Terence Gower is an artist based in New York and Mexico City. He works on the relationship between form and ideology in post-war art, architecture, and urbanism. He has shown his installations, videos, and sculpture work at museums, galleries and public sites all over North America, Europe, and Latin America, with a strong presence in Mexico. Two monographs have been published on Gower’s work: Display Architecture: Terence Gower Pavilions (Navado Press, Berlin/Trieste), and Ciudad Moderna: Terence Gower Videos (A&R/Turner, Mexico City).
Drawing on research from a forthcoming book chapter on Latin American avant-garde movements of the 1920s, this presentation delves into the distinctive features that differentiate Latin American modernism from its European and U.S. American counterparts. Rather than allowing Europe to set the standard, Latin American artists took an active role in framing their own avant-gardes agendas, focusing on such issues as conceptualizing modernity, achieving artistic autonomy, and promoting social justice. To appreciate the complexity of their practice, it is crucial to recognize Latin American modern art as intensely networked and developing through dialogues between visual artists, writers, and other intellectuals.
Tatiana Flores is Associate Professor of Art History at Rutgers, The State University of New Jersey, with a joint appointment in the Department of Latino and Hispanic Caribbean Studies. She is the author of Mexico’s Revolutionary Avant-Gardes: From Estridentismo to ¡30-30! (Yale University Press, 2013). A specialist in modern and contemporary Latin American art, she is also active as an independent curator.

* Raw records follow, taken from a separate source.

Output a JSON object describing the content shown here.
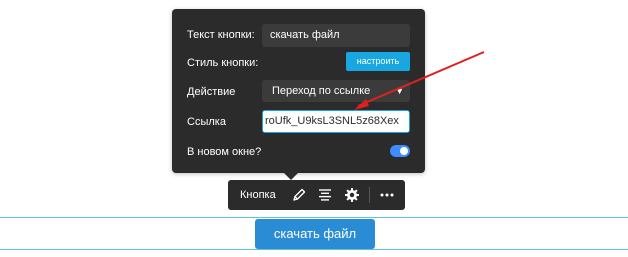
{
  "panel": {
    "button_text_label": "Текст кнопки:",
    "button_text_value": "скачать файл",
    "style_label": "Стиль кнопки:",
    "configure_label": "настроить",
    "action_label": "Действие",
    "action_value": "Переход по ссылке",
    "link_label": "Ссылка",
    "link_value": "roUfk_U9ksL3SNL5z68Xex",
    "new_window_label": "В новом окне?",
    "new_window_enabled": true
  },
  "toolbar": {
    "label": "Кнопка",
    "icons": [
      "pencil-icon",
      "align-icon",
      "gear-icon",
      "more-icon"
    ]
  },
  "cta": {
    "label": "скачать файл",
    "color": "#2b8cd6"
  },
  "colors": {
    "panel_bg": "#2b2b2b",
    "accent": "#18a7e0",
    "toggle": "#3f8cff",
    "annotation_arrow": "#e02020",
    "guide_lines": "#5cc4dd"
  }
}
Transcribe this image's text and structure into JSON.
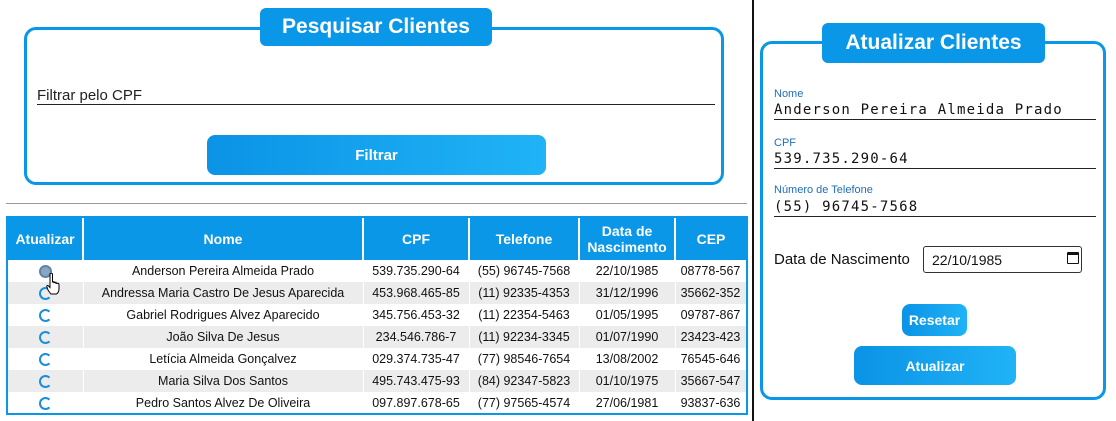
{
  "search": {
    "title": "Pesquisar Clientes",
    "placeholder": "Filtrar pelo CPF",
    "button": "Filtrar"
  },
  "table": {
    "headers": [
      "Atualizar",
      "Nome",
      "CPF",
      "Telefone",
      "Data de Nascimento",
      "CEP"
    ],
    "rows": [
      {
        "nome": "Anderson Pereira Almeida Prado",
        "cpf": "539.735.290-64",
        "telefone": "(55) 96745-7568",
        "nascimento": "22/10/1985",
        "cep": "08778-567"
      },
      {
        "nome": "Andressa Maria Castro De Jesus Aparecida",
        "cpf": "453.968.465-85",
        "telefone": "(11) 92335-4353",
        "nascimento": "31/12/1996",
        "cep": "35662-352"
      },
      {
        "nome": "Gabriel Rodrigues Alvez Aparecido",
        "cpf": "345.756.453-32",
        "telefone": "(11) 22354-5463",
        "nascimento": "01/05/1995",
        "cep": "09787-867"
      },
      {
        "nome": "João Silva De Jesus",
        "cpf": "234.546.786-7",
        "telefone": "(11) 92234-3345",
        "nascimento": "01/07/1990",
        "cep": "23423-423"
      },
      {
        "nome": "Letícia Almeida Gonçalvez",
        "cpf": "029.374.735-47",
        "telefone": "(77) 98546-7654",
        "nascimento": "13/08/2002",
        "cep": "76545-646"
      },
      {
        "nome": "Maria Silva Dos Santos",
        "cpf": "495.743.475-93",
        "telefone": "(84) 92347-5823",
        "nascimento": "01/10/1975",
        "cep": "35667-547"
      },
      {
        "nome": "Pedro Santos Alvez De Oliveira",
        "cpf": "097.897.678-65",
        "telefone": "(77) 97565-4574",
        "nascimento": "27/06/1981",
        "cep": "93837-636"
      }
    ]
  },
  "update": {
    "title": "Atualizar Clientes",
    "nome_label": "Nome",
    "nome_value": "Anderson Pereira Almeida Prado",
    "cpf_label": "CPF",
    "cpf_value": "539.735.290-64",
    "telefone_label": "Número de Telefone",
    "telefone_value": "(55) 96745-7568",
    "nascimento_label": "Data de Nascimento",
    "nascimento_value": "22/10/1985",
    "reset_button": "Resetar",
    "update_button": "Atualizar"
  },
  "colors": {
    "accent": "#0a97e8",
    "row_alt": "#ececec"
  },
  "icons": {
    "row_action": "refresh-icon",
    "date_picker": "calendar-icon"
  }
}
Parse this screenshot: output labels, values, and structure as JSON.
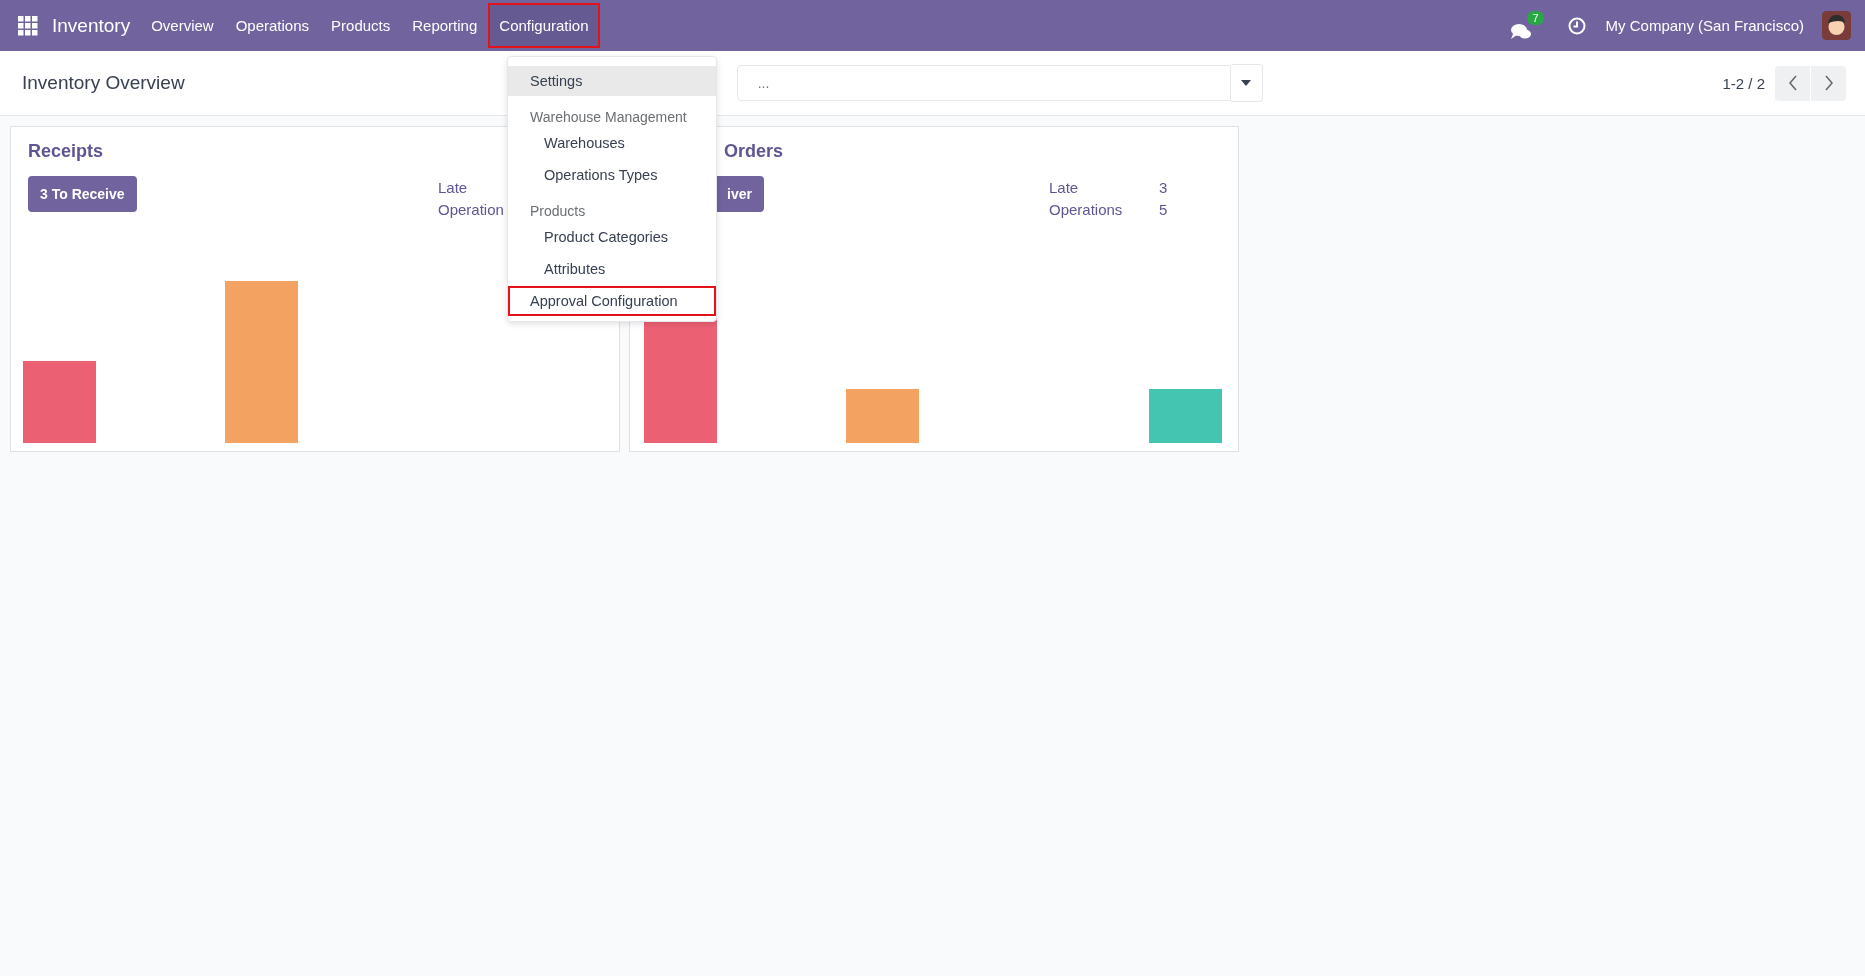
{
  "navbar": {
    "app_name": "Inventory",
    "menu": [
      {
        "label": "Overview",
        "selected": false,
        "outlined": false
      },
      {
        "label": "Operations",
        "selected": false,
        "outlined": false
      },
      {
        "label": "Products",
        "selected": false,
        "outlined": false
      },
      {
        "label": "Reporting",
        "selected": false,
        "outlined": false
      },
      {
        "label": "Configuration",
        "selected": true,
        "outlined": true
      }
    ],
    "messages_badge": "7",
    "company": "My Company (San Francisco)"
  },
  "control_panel": {
    "title": "Inventory Overview",
    "search": {
      "placeholder": "..."
    },
    "pager": "1-2 / 2"
  },
  "dropdown": [
    {
      "kind": "item",
      "label": "Settings",
      "selected": true,
      "outlined": false
    },
    {
      "kind": "header",
      "label": "Warehouse Management"
    },
    {
      "kind": "subitem",
      "label": "Warehouses",
      "selected": false,
      "outlined": false
    },
    {
      "kind": "subitem",
      "label": "Operations Types",
      "selected": false,
      "outlined": false
    },
    {
      "kind": "header",
      "label": "Products"
    },
    {
      "kind": "subitem",
      "label": "Product Categories",
      "selected": false,
      "outlined": false
    },
    {
      "kind": "subitem",
      "label": "Attributes",
      "selected": false,
      "outlined": false
    },
    {
      "kind": "item",
      "label": "Approval Configuration",
      "selected": false,
      "outlined": true
    }
  ],
  "cards": [
    {
      "title": "Receipts",
      "button": "3 To Receive",
      "stats": [
        {
          "label": "Late"
        },
        {
          "label": "Operation"
        }
      ]
    },
    {
      "title": "Orders",
      "button": "iver",
      "stats": [
        {
          "label": "Late",
          "value": "3"
        },
        {
          "label": "Operations",
          "value": "5"
        }
      ]
    }
  ]
}
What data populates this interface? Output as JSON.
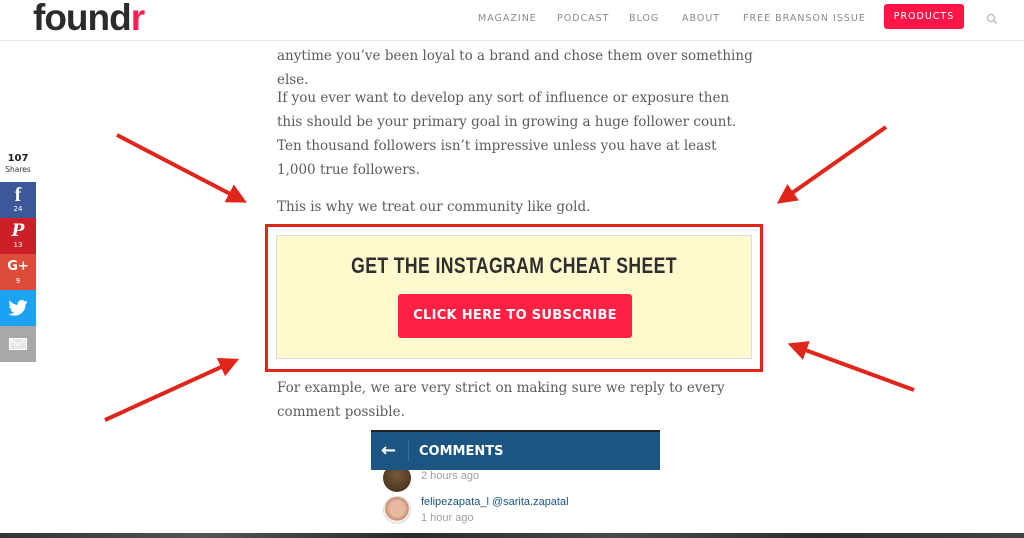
{
  "header": {
    "logo_main": "found",
    "logo_accent": "r",
    "nav": [
      {
        "label": "MAGAZINE"
      },
      {
        "label": "PODCAST"
      },
      {
        "label": "BLOG"
      },
      {
        "label": "ABOUT"
      },
      {
        "label": "FREE BRANSON ISSUE"
      }
    ],
    "products_label": "PRODUCTS",
    "search_icon": "search-icon"
  },
  "share_bar": {
    "total": "107",
    "total_label": "Shares",
    "buttons": [
      {
        "network": "facebook",
        "glyph": "f",
        "count": "24",
        "color": "#3b5998"
      },
      {
        "network": "pinterest",
        "glyph": "P",
        "count": "13",
        "color": "#cb2027"
      },
      {
        "network": "google-plus",
        "glyph": "G+",
        "count": "9",
        "color": "#dd4b39"
      },
      {
        "network": "twitter",
        "glyph": "twitter-bird-icon",
        "count": "",
        "color": "#1da1f2"
      },
      {
        "network": "email",
        "glyph": "envelope-icon",
        "count": "",
        "color": "#a8a8a8"
      }
    ]
  },
  "article": {
    "paragraphs": [
      "anytime you’ve been loyal to a brand and chose them over something else.",
      "If you ever want to develop any sort of influence or exposure then this should be your primary goal in growing a huge follower count. Ten thousand followers isn’t impressive unless you have at least 1,000 true followers.",
      "This is why we treat our community like gold.",
      "For example, we are very strict on making sure we reply to every comment possible."
    ]
  },
  "cta": {
    "title": "GET THE INSTAGRAM CHEAT SHEET",
    "button_label": "CLICK HERE TO SUBSCRIBE",
    "background": "#fffacd",
    "button_color": "#ff2044",
    "highlight_color": "#e0251b"
  },
  "instagram_embed": {
    "header_title": "COMMENTS",
    "back_icon": "arrow-left-icon",
    "comments": [
      {
        "user": "",
        "mention": "",
        "time": "2 hours ago"
      },
      {
        "user": "felipezapata_l",
        "mention": "@sarita.zapatal",
        "time": "1 hour ago"
      }
    ]
  },
  "brand_colors": {
    "accent": "#ff1548",
    "text": "#5b5b5b",
    "instagram_blue": "#1b5584"
  }
}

Leslie Hewitt’s photographs rest in sturdy wooden frames that lean against the wall and invite viewers to experience a unique spacebetween photography and sculpture. Her work combines still life compositions comprised of political, social, and personal materials, which result in multiple histories embedded in sculptural, architectural, and abstract forms. Mundane objects and structures open into complex systems of knowledge. This perceptual slippage is what attracts Hewitt to both the illusions of film (still and moving photography) and the undeniable presence of physical objects (sculpture). Exploring this as an artist and not as a historiographer, Hewitt draws parallels between the formal appearance of things and their significance to collective history and political consciousness in contemporary art. In her lecture, Hewitt will discuss the development of her practice and recent collaborations.
Hewitt studied at the Cooper Union for the Advancement of Science and Art, the Yale University School of Art, and at New York University, where she was a Clark Fellow in the Africana and Visual Culture Studies programs. She was included in the 2008 Whitney Biennial and the recipient of the 2008 Art Matters research grant to the Netherlands. A selection of recent and forthcoming exhibitions include the Museum of Modern Art in New York; the Studio Museum in Harlem; Artists Space in New York; Project Row Houses in Houston; and LA><ART in Los Angeles.